First, the sample size of those observed are small compared to the overall size of the Civcraft server. Sure, if you only spend most or all your time on the Mumble server, then you probably care little or not at all for what goes on in-game. However, the Civcraft community is bigger than the Mumble server.
Second, the loudness of the liked or disliked people affects one's perception. By loudness, I mean how often someone talks. For instance, a hundred people can join the Mumble server and just listen; their presence is moot as to whether or not one considers the server to be diluted by immature individuals. That is, if you never hear someone communicate, then they are irrelevant, superfluous, to the community. However, there are many players who never join the Mumble server.

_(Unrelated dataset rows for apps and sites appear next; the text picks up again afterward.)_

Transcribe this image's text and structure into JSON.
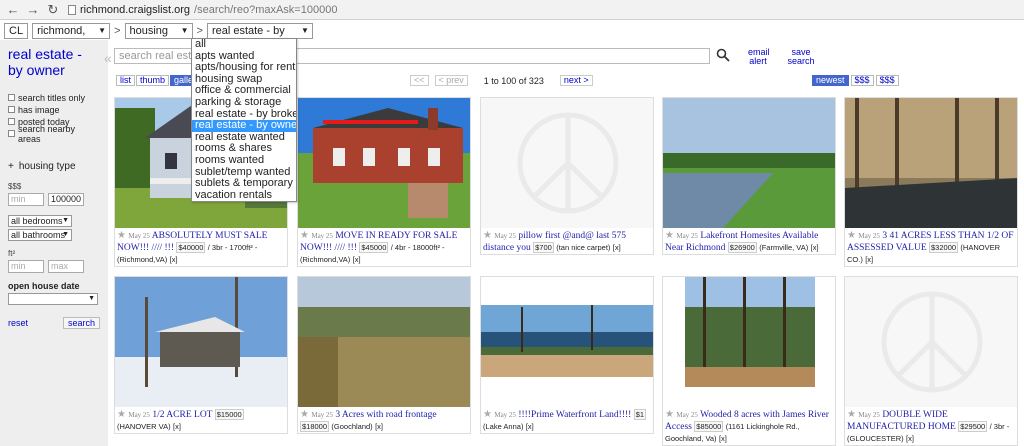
{
  "browser": {
    "url_host": "richmond.craigslist.org",
    "url_path": "/search/reo?maxAsk=100000"
  },
  "header": {
    "logo": "CL",
    "area": "richmond, VA",
    "category": "housing",
    "subcategory": "real estate - by owner"
  },
  "dropdown": {
    "options": [
      "all",
      "apts wanted",
      "apts/housing for rent",
      "housing swap",
      "office & commercial",
      "parking & storage",
      "real estate - by broker",
      "real estate - by owner",
      "real estate wanted",
      "rooms & shares",
      "rooms wanted",
      "sublet/temp wanted",
      "sublets & temporary",
      "vacation rentals"
    ],
    "selected_index": 7
  },
  "sidebar": {
    "title": "real estate - by owner",
    "checks": [
      "search titles only",
      "has image",
      "posted today",
      "search nearby areas"
    ],
    "housing_type": "housing type",
    "price_label": "$$$",
    "min_placeholder": "min",
    "max_value": "100000",
    "bedrooms": "all bedrooms",
    "bathrooms": "all bathrooms",
    "sqft_label": "ft²",
    "sqft_min_placeholder": "min",
    "sqft_max_placeholder": "max",
    "open_house": "open house date",
    "reset": "reset",
    "search": "search"
  },
  "search": {
    "placeholder": "search real estate",
    "email_alert": "email alert",
    "save_search": "save search"
  },
  "views": [
    "list",
    "thumb",
    "gallery"
  ],
  "pager": {
    "prev_first": "<<",
    "prev": "< prev",
    "count": "1 to 100 of 323",
    "next": "next >"
  },
  "sort": [
    "newest",
    "$$$",
    "$$$"
  ],
  "listings": [
    {
      "date": "May 25",
      "title": "ABSOLUTELY MUST SALE NOW!!! //// !!!",
      "price": "$40000",
      "details": "/ 3br - 1700ft² -",
      "loc": "(Richmond,VA)",
      "x": "[x]"
    },
    {
      "date": "May 25",
      "title": "MOVE IN READY FOR SALE NOW!!! //// !!!",
      "price": "$45000",
      "details": "/ 4br - 18000ft² -",
      "loc": "(Richmond,VA)",
      "x": "[x]"
    },
    {
      "date": "May 25",
      "title": "pillow first @and@ last 575 distance you",
      "price": "$700",
      "details": "",
      "loc": "(tan nice carpet)",
      "x": "[x]"
    },
    {
      "date": "May 25",
      "title": "Lakefront Homesites Available Near Richmond",
      "price": "$26900",
      "details": "",
      "loc": "(Farmville, VA)",
      "x": "[x]"
    },
    {
      "date": "May 25",
      "title": "3 41 ACRES LESS THAN 1/2 OF ASSESSED VALUE",
      "price": "$32000",
      "details": "",
      "loc": "(HANOVER CO.)",
      "x": "[x]"
    },
    {
      "date": "May 25",
      "title": "1/2 ACRE LOT",
      "price": "$15000",
      "details": "",
      "loc": "(HANOVER VA)",
      "x": "[x]"
    },
    {
      "date": "May 25",
      "title": "3 Acres with road frontage",
      "price": "$18000",
      "details": "",
      "loc": "(Goochland)",
      "x": "[x]"
    },
    {
      "date": "May 25",
      "title": "!!!!Prime Waterfront Land!!!!",
      "price": "$1",
      "details": "",
      "loc": "(Lake Anna)",
      "x": "[x]"
    },
    {
      "date": "May 25",
      "title": "Wooded 8 acres with James River Access",
      "price": "$85000",
      "details": "",
      "loc": "(1161 Lickinghole Rd., Goochland, Va)",
      "x": "[x]"
    },
    {
      "date": "May 25",
      "title": "DOUBLE WIDE MANUFACTURED HOME",
      "price": "$29500",
      "details": "/ 3br -",
      "loc": "(GLOUCESTER)",
      "x": "[x]"
    }
  ]
}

What matters to these people who are concerned with the increase of morons on Civcraft is that they perceive a social change. Unless they are taking care to watch the in-game community as well as the Mumble and subreddit, then they have a limited view of what is going on Civcraft.

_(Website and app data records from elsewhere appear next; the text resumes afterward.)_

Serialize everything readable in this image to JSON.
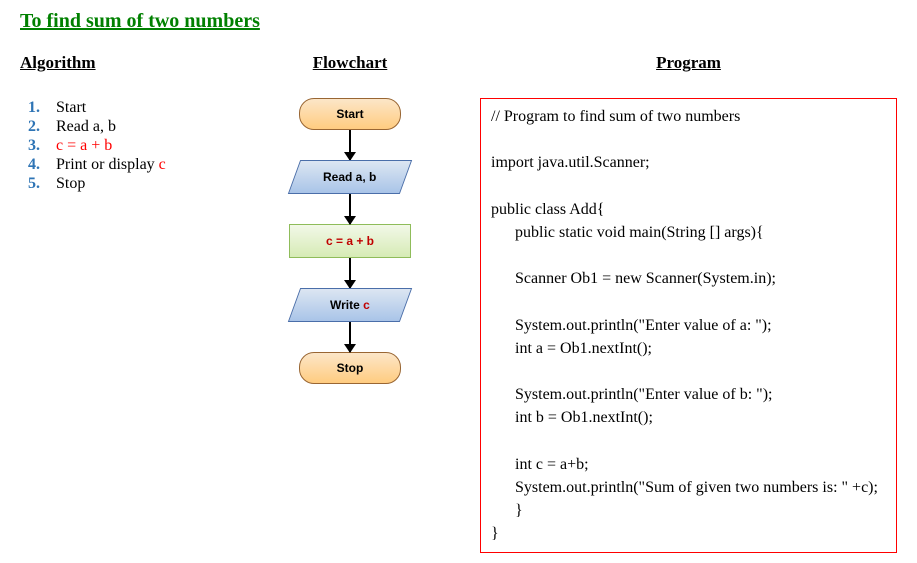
{
  "title": "To find sum of two numbers",
  "headings": {
    "algorithm": "Algorithm",
    "flowchart": "Flowchart",
    "program": "Program"
  },
  "algorithm": [
    {
      "num": "1.",
      "numColor": "blue",
      "text": "Start",
      "textColor": "black"
    },
    {
      "num": "2.",
      "numColor": "blue",
      "text": "Read a, b",
      "textColor": "black"
    },
    {
      "num": "3.",
      "numColor": "blue",
      "text": "c = a + b",
      "textColor": "red"
    },
    {
      "num": "4.",
      "numColor": "blue",
      "text": "Print or display ",
      "textColor": "black",
      "extra": "c",
      "extraColor": "red"
    },
    {
      "num": "5.",
      "numColor": "blue",
      "text": "Stop",
      "textColor": "black"
    }
  ],
  "flowchart": {
    "start": "Start",
    "read": "Read a, b",
    "process": "c = a + b",
    "writePrefix": "Write ",
    "writeVar": "c",
    "stop": "Stop"
  },
  "program": "// Program to find sum of two numbers\n\nimport java.util.Scanner;\n\npublic class Add{\n      public static void main(String [] args){\n\n      Scanner Ob1 = new Scanner(System.in);\n\n      System.out.println(\"Enter value of a: \");\n      int a = Ob1.nextInt();\n\n      System.out.println(\"Enter value of b: \");\n      int b = Ob1.nextInt();\n\n      int c = a+b;\n      System.out.println(\"Sum of given two numbers is: \" +c);\n      }\n}"
}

Afterall, the point of Civcraft is to play Minecraft. I think it is these concerned individuals who have lost sight of the purpose of Civcraft. Yes, Civcraft involves community, but it is about the experiment of Civcraft first, with the social and economic layers as the stuff that makes the experiment human and challenging.